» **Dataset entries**

▽

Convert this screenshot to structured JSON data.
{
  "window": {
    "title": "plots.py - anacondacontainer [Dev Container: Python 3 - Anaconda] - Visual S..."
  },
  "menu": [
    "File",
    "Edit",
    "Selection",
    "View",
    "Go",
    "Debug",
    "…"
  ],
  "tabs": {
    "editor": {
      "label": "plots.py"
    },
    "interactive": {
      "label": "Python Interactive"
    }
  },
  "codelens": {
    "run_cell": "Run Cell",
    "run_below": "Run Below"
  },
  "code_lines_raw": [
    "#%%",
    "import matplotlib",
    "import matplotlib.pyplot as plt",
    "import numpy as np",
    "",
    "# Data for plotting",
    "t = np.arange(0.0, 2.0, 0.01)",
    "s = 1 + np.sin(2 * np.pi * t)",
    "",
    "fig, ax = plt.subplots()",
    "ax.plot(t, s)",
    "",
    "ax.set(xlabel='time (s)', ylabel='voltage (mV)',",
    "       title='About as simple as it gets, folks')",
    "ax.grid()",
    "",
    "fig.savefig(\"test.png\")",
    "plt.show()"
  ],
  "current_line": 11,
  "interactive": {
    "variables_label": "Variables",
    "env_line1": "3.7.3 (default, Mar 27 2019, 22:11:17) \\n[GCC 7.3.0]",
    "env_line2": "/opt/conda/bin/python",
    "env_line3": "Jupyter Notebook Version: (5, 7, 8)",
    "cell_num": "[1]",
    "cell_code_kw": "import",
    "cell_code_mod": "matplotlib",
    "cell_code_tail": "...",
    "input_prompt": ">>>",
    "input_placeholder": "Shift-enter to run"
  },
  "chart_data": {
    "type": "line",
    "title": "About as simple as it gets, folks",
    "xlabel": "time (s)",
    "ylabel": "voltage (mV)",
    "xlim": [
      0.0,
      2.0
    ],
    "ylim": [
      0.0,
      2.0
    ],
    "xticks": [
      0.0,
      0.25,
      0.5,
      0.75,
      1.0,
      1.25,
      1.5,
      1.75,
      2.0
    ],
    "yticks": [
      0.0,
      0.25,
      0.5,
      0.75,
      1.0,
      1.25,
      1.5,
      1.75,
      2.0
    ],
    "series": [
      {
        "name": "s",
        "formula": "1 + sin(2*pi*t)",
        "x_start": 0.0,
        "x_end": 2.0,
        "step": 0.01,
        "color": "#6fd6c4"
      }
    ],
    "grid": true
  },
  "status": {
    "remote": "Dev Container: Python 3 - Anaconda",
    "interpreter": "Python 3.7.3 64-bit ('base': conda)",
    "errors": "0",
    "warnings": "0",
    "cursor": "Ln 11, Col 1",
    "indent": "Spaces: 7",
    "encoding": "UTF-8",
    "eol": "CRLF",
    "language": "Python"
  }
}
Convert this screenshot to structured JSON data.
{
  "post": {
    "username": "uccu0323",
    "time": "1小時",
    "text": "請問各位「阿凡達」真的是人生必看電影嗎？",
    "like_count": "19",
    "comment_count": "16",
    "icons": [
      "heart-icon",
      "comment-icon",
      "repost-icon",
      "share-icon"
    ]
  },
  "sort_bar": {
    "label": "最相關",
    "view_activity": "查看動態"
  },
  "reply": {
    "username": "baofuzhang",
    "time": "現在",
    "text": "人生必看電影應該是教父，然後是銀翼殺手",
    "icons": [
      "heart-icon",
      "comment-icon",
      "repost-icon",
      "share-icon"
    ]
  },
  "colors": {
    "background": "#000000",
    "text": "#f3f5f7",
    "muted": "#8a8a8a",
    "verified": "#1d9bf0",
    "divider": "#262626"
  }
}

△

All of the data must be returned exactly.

» **The answer**
Convert this screenshot to structured JSON data.
{
  "window": {
    "title": "plots.py - anacondacontainer [Dev Container: Python 3 - Anaconda] - Visual S..."
  },
  "menu": [
    "File",
    "Edit",
    "Selection",
    "View",
    "Go",
    "Debug",
    "…"
  ],
  "tabs": {
    "editor": {
      "label": "plots.py"
    },
    "interactive": {
      "label": "Python Interactive"
    }
  },
  "codelens": {
    "run_cell": "Run Cell",
    "run_below": "Run Below"
  },
  "code_lines_raw": [
    "#%%",
    "import matplotlib",
    "import matplotlib.pyplot as plt",
    "import numpy as np",
    "",
    "# Data for plotting",
    "t = np.arange(0.0, 2.0, 0.01)",
    "s = 1 + np.sin(2 * np.pi * t)",
    "",
    "fig, ax = plt.subplots()",
    "ax.plot(t, s)",
    "",
    "ax.set(xlabel='time (s)', ylabel='voltage (mV)',",
    "       title='About as simple as it gets, folks')",
    "ax.grid()",
    "",
    "fig.savefig(\"test.png\")",
    "plt.show()"
  ],
  "current_line": 11,
  "interactive": {
    "variables_label": "Variables",
    "env_line1": "3.7.3 (default, Mar 27 2019, 22:11:17) \\n[GCC 7.3.0]",
    "env_line2": "/opt/conda/bin/python",
    "env_line3": "Jupyter Notebook Version: (5, 7, 8)",
    "cell_num": "[1]",
    "cell_code_kw": "import",
    "cell_code_mod": "matplotlib",
    "cell_code_tail": "...",
    "input_prompt": ">>>",
    "input_placeholder": "Shift-enter to run"
  },
  "chart_data": {
    "type": "line",
    "title": "About as simple as it gets, folks",
    "xlabel": "time (s)",
    "ylabel": "voltage (mV)",
    "xlim": [
      0.0,
      2.0
    ],
    "ylim": [
      0.0,
      2.0
    ],
    "xticks": [
      0.0,
      0.25,
      0.5,
      0.75,
      1.0,
      1.25,
      1.5,
      1.75,
      2.0
    ],
    "yticks": [
      0.0,
      0.25,
      0.5,
      0.75,
      1.0,
      1.25,
      1.5,
      1.75,
      2.0
    ],
    "series": [
      {
        "name": "s",
        "formula": "1 + sin(2*pi*t)",
        "x_start": 0.0,
        "x_end": 2.0,
        "step": 0.01,
        "color": "#6fd6c4"
      }
    ],
    "grid": true
  },
  "status": {
    "remote": "Dev Container: Python 3 - Anaconda",
    "interpreter": "Python 3.7.3 64-bit ('base': conda)",
    "errors": "0",
    "warnings": "0",
    "cursor": "Ln 11, Col 1",
    "indent": "Spaces: 7",
    "encoding": "UTF-8",
    "eol": "CRLF",
    "language": "Python"
  }
}
Convert this screenshot to structured JSON data.
{
  "post": {
    "username": "uccu0323",
    "time": "1小時",
    "text": "請問各位「阿凡達」真的是人生必看電影嗎？",
    "like_count": "19",
    "comment_count": "16",
    "icons": [
      "heart-icon",
      "comment-icon",
      "repost-icon",
      "share-icon"
    ]
  },
  "sort_bar": {
    "label": "最相關",
    "view_activity": "查看動態"
  },
  "reply": {
    "username": "baofuzhang",
    "time": "現在",
    "text": "人生必看電影應該是教父，然後是銀翼殺手",
    "icons": [
      "heart-icon",
      "comment-icon",
      "repost-icon",
      "share-icon"
    ]
  },
  "colors": {
    "background": "#000000",
    "text": "#f3f5f7",
    "muted": "#8a8a8a",
    "verified": "#1d9bf0",
    "divider": "#262626"
  }
}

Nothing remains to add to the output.